Stylistically I decided to concentrate primarily on portraiture, shooting very few images that alluded directly to trafficking. Contrary to everything you’re supposed to do as a photojournalist, I decided to show these images out of context hoping to create a series of images that represented a group of children rather than a group of trafficking victims.
EBT used the images in promotional material, in print and on the web. I think there was also a gallery exhibition in London and some newspaper articles. As always I feel as though a lot more could be done with the images but it would have to justify diverting time and money into media and away from more immediate concerns which is always a difficult call to make.

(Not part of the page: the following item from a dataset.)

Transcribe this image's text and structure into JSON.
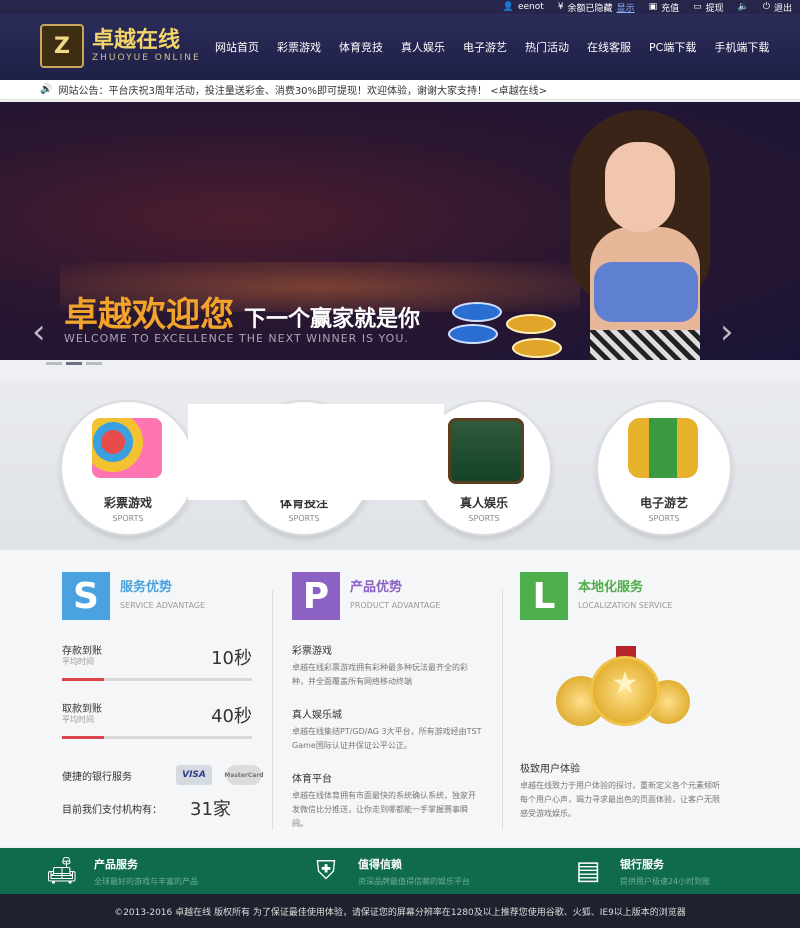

REP: Much of your work is presented as multi-media pieces/photo essays. Do you feel this has opened wider possibilities in story telling than just stills on their own? What in your experience are the lessons both young photographers and NGOs can learn in using multimedia to tell compelling stories?
James: Multimedia is the future of on-line story telling, without doubt. And NGOs are well ahead of editorials in realizing this (or at least budgeting for it!). For NGOs particularly it makes complete sense, the production costs needn’t be much more than traditional stills work. When I work for NGOs now I routinely produce audio, stills and moving images and, when it’s done right, I think it’s an incredibly powerful combination.
Having said that I think the best way to tell a story is to tell it in as many ways as possible. I am starting a project in a few days on the Bajau Laut, a group of semi-nomadic ocean dwellers living off the coast of Sulawesi. For this project I will certainly produce a multimedia piece for onl-ine use but I’ll also do a traditional photo essay with a written article for print as well as a gallery exhibition of a few select images. All these formats tell the story differently and invite you to engage with the material in different ways.